I visited a new church today, First Baptist Concord in Farragut (not sure why it’s called Concord if it’s in Farragut). The pastor decided to begin a new three- or four-week series about America, presumably in honor of the upcoming holiday. Today, he introduced his argument that the United States of America began as a Christian nation. (In later segments, he plans to address America’s fall from grace and then delve into end-times prophecy from a dispensationalist standpoint.)
Specifically, he pointed out that the various American colonies adhered to Christianity prior to the Revolution, and that afterward the nation as a whole remained Christian following unification, even after ratification of the Constitution. The colonies appealed to the Christian God as their source of authority in various constitutions and charters. Most of them required adherence to various Christian beliefs for anyone who desired to hold office — often at least a faith in the divine inspiration of the Bible. (As a side note, the Tennessee Constitution technically still requires belief in a deity and in a future judgment.)
Moreover, many of the colonists explicitly declared their intention of evangelizing the Indians. The Virginia Company declared evangelism as one of its objectives when it founded Jamestown — even though profit alone would certainly have been a noble goal!
Even following ratification of the Constitution, the federal government continued advocating national days of prayer, and various states maintained state churches. The Supreme Court never struck down these state churches; people just gradually realized it was a dumb idea for states to fund particular denominations.
Anyway, the pastor brought up facts like these and others, and then concluded by discussing the idea of inalienable rights. He didn’t specifically mention the many verses that I would have cited to argue for rights to life, liberty, and the pursuit of happiness — but he really didn’t need to do so. His main purpose was simply to encourage and embolden Christians, rather than preach on theonomy. Also, it was just the first talk in the series. And besides, any theist with any sense knows that those rights are self-evident.
Besides the holiday, perhaps the pastor also received inspiration from the corrupt tax plan (taxing AIR) just passed by Democrats in the House. He didn’t mention that bill specifically, but he did insert a brief criticism about Obama’s socialist health care plan. Obama apparently argued that you can still keep your doctor under his socialist scheme — which is technically not entirely true, but that’s beside the point. The pastor shouted out, “Well I should hope I can keep my doctor! What business could he possibly have telling me what doctors I can see?” I suspect Jesus has been scratching his head in heaven lately wondering the same question.

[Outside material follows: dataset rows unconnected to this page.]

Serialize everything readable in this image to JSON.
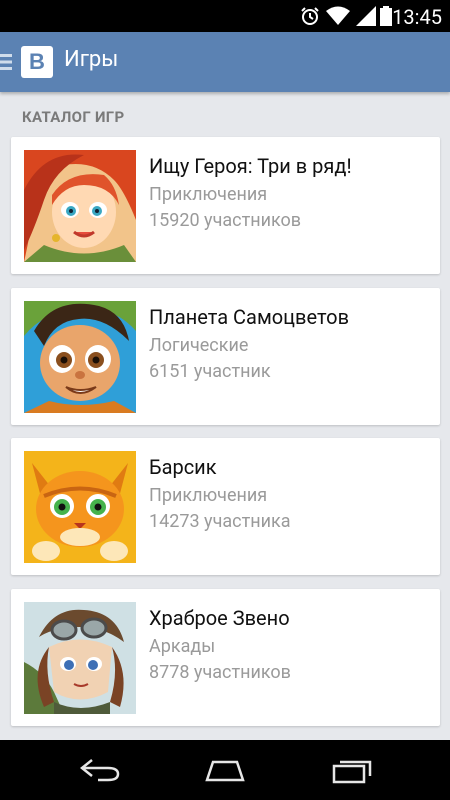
{
  "status_bar": {
    "time": "13:45",
    "icons": [
      "alarm-icon",
      "wifi-icon",
      "signal-icon",
      "battery-icon"
    ]
  },
  "app_bar": {
    "logo": "В",
    "title": "Игры",
    "color": "#5b82b3"
  },
  "section": {
    "title": "КАТАЛОГ ИГР"
  },
  "games": [
    {
      "title": "Ищу Героя: Три в ряд!",
      "genre": "Приключения",
      "players": "15920 участников",
      "thumb": "red-haired-heroine-portrait"
    },
    {
      "title": "Планета Самоцветов",
      "genre": "Логические",
      "players": "6151 участник",
      "thumb": "cartoon-boy-portrait"
    },
    {
      "title": "Барсик",
      "genre": "Приключения",
      "players": "14273 участника",
      "thumb": "orange-cartoon-cat"
    },
    {
      "title": "Храброе Звено",
      "genre": "Аркады",
      "players": "8778 участников",
      "thumb": "pilot-girl-portrait"
    }
  ],
  "nav_bar": {
    "icons": [
      "back-icon",
      "home-icon",
      "recents-icon"
    ]
  }
}
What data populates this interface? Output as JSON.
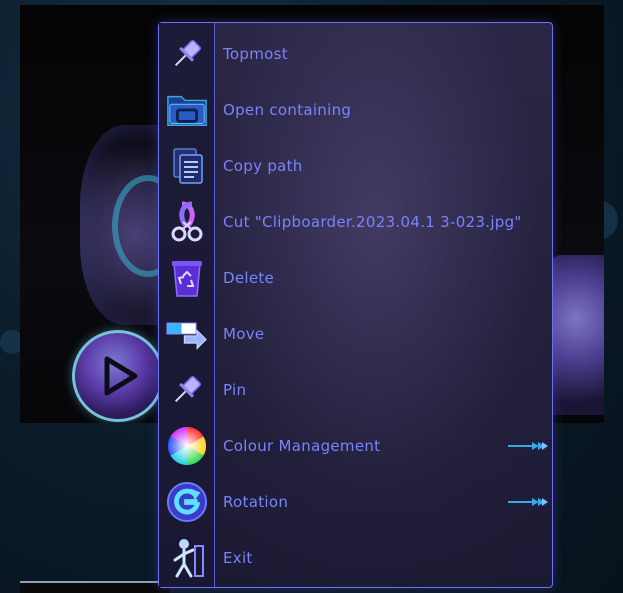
{
  "menu": {
    "items": [
      {
        "label": "Topmost",
        "icon": "pin-icon"
      },
      {
        "label": "Open containing",
        "icon": "folder-icon"
      },
      {
        "label": "Copy path",
        "icon": "copy-document-icon"
      },
      {
        "label": "Cut \"Clipboarder.2023.04.1 3-023.jpg\"",
        "icon": "scissors-icon"
      },
      {
        "label": "Delete",
        "icon": "recycle-bin-icon"
      },
      {
        "label": "Move",
        "icon": "move-arrow-icon"
      },
      {
        "label": "Pin",
        "icon": "pin-icon"
      },
      {
        "label": "Colour Management",
        "icon": "color-wheel-icon",
        "has_submenu": true
      },
      {
        "label": "Rotation",
        "icon": "rotate-icon",
        "has_submenu": true
      },
      {
        "label": "Exit",
        "icon": "exit-figure-icon"
      }
    ]
  },
  "colors": {
    "menu_text": "#7a82ff",
    "menu_border": "#6d72f0",
    "submenu_arrow": "#3aa7e6"
  }
}
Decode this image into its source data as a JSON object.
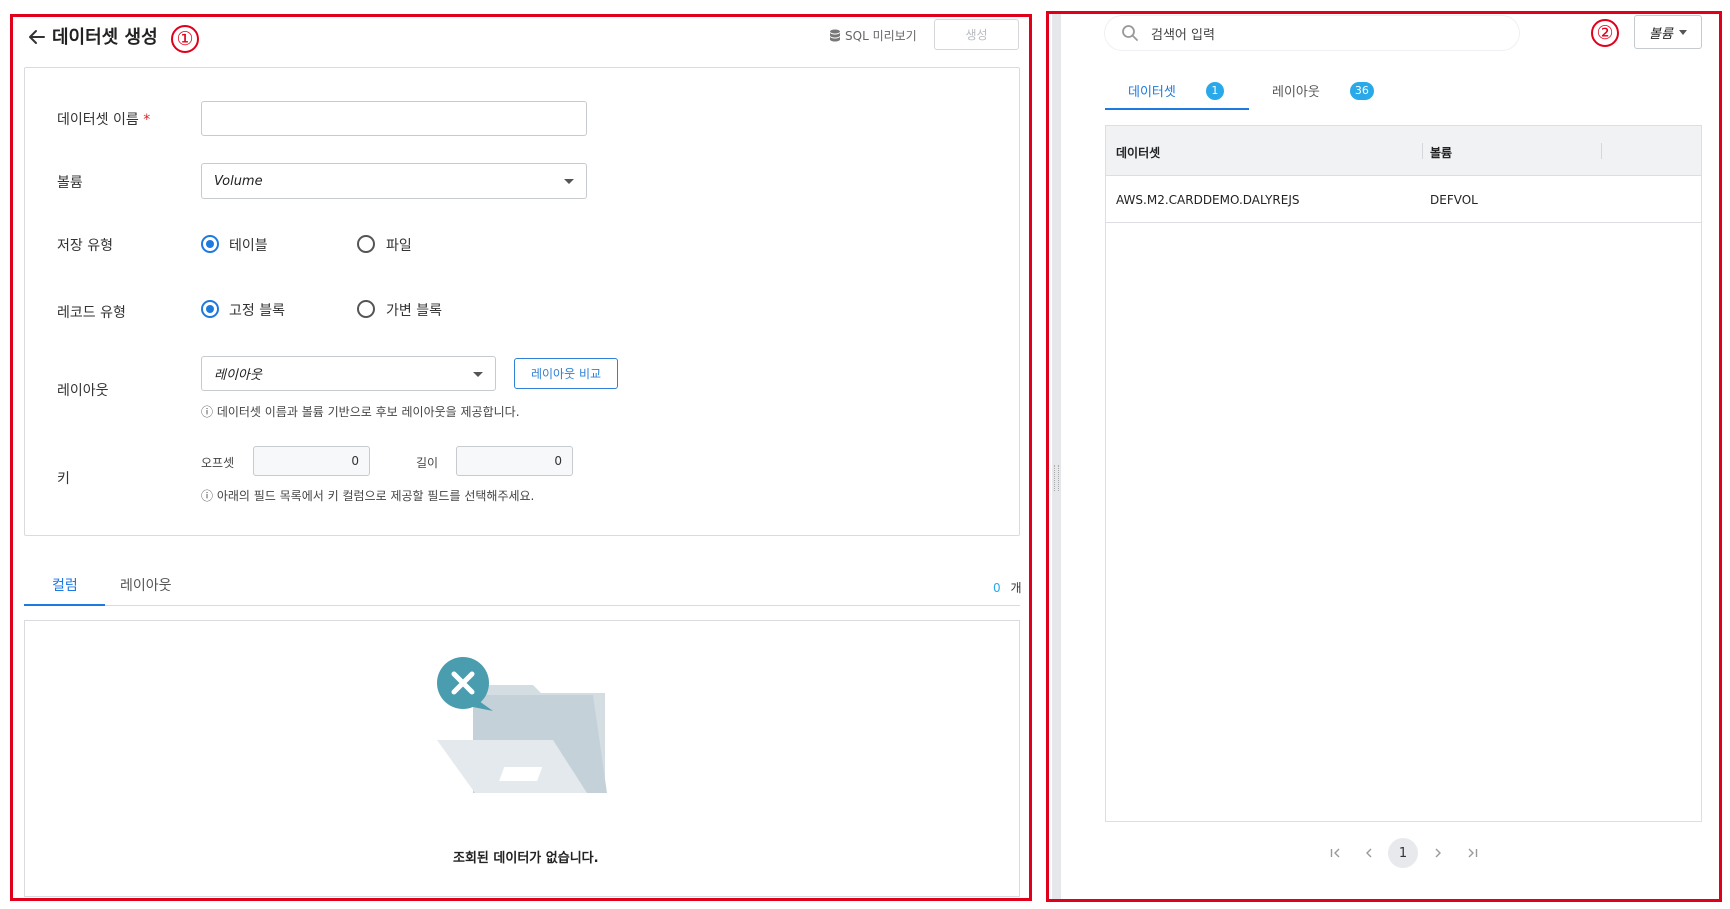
{
  "annotations": {
    "left_marker": "①",
    "right_marker": "②"
  },
  "header": {
    "title": "데이터셋 생성",
    "sql_preview_label": "SQL 미리보기",
    "create_label": "생성"
  },
  "form": {
    "dataset_name": {
      "label": "데이터셋 이름",
      "required_mark": "*",
      "value": ""
    },
    "volume": {
      "label": "볼륨",
      "selected": "Volume"
    },
    "storage_type": {
      "label": "저장 유형",
      "options": [
        "테이블",
        "파일"
      ],
      "selected": "테이블"
    },
    "record_type": {
      "label": "레코드 유형",
      "options": [
        "고정 블록",
        "가변 블록"
      ],
      "selected": "고정 블록"
    },
    "layout": {
      "label": "레이아웃",
      "selected": "레이아웃",
      "compare_label": "레이아웃 비교",
      "hint": "ⓘ 데이터셋 이름과 볼륨 기반으로 후보 레이아웃을 제공합니다."
    },
    "key": {
      "label": "키",
      "offset_label": "오프셋",
      "offset_value": "0",
      "length_label": "길이",
      "length_value": "0",
      "hint": "ⓘ 아래의 필드 목록에서 키 컬럼으로 제공할 필드를 선택해주세요."
    }
  },
  "bottom_tabs": {
    "tabs": [
      "컬럼",
      "레이아웃"
    ],
    "active": "컬럼",
    "count": "0",
    "count_unit": "개"
  },
  "empty_state": {
    "message": "조회된 데이터가 없습니다."
  },
  "right_panel": {
    "search_placeholder": "검색어 입력",
    "volume_filter": "볼륨",
    "tabs": [
      {
        "label": "데이터셋",
        "badge": "1"
      },
      {
        "label": "레이아웃",
        "badge": "36"
      }
    ],
    "active_tab": "데이터셋",
    "columns": [
      "데이터셋",
      "볼륨"
    ],
    "rows": [
      {
        "dataset": "AWS.M2.CARDDEMO.DALYREJS",
        "volume": "DEFVOL"
      }
    ],
    "pagination": {
      "current": "1"
    }
  },
  "colors": {
    "accent": "#1f7ae0",
    "badge": "#29a9e9",
    "annotation": "#e0001b"
  }
}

The preacher had clearly grown exasperated with politicians violating our God-given right to pursue happiness and obtain property.
Overall, I got the idea that the pastor felt a little uneasy preaching such a political sermon — although he was certainly passionate once he got going. Nonetheless, I appreciated that the preacher spoke on the topic. There should be more sermons like this one. By that, I don’t mean that churches should become ultrapolitical and speak about politics all the time. I simply mean that all churches should speak about it some of the time. Everyone who claims to follow Jesus needs to understand the evil, anti-Christian nature of the liberal paradigm.
Pastors routinely preach about loving your wives, or having a forgiving spirit, or worshipping God…blah blah blah. How many times can you listen to preachers talk about these generalities before your eyes glaze over? Do you want to know how to worship God? I can think of one way: Vote conservative in the next election. Conservatism is hardly the entirety of Christianity, but any liberal Christian is living inconsistently with his status as a child of God. These ignorant people should read theirs Bibles more often.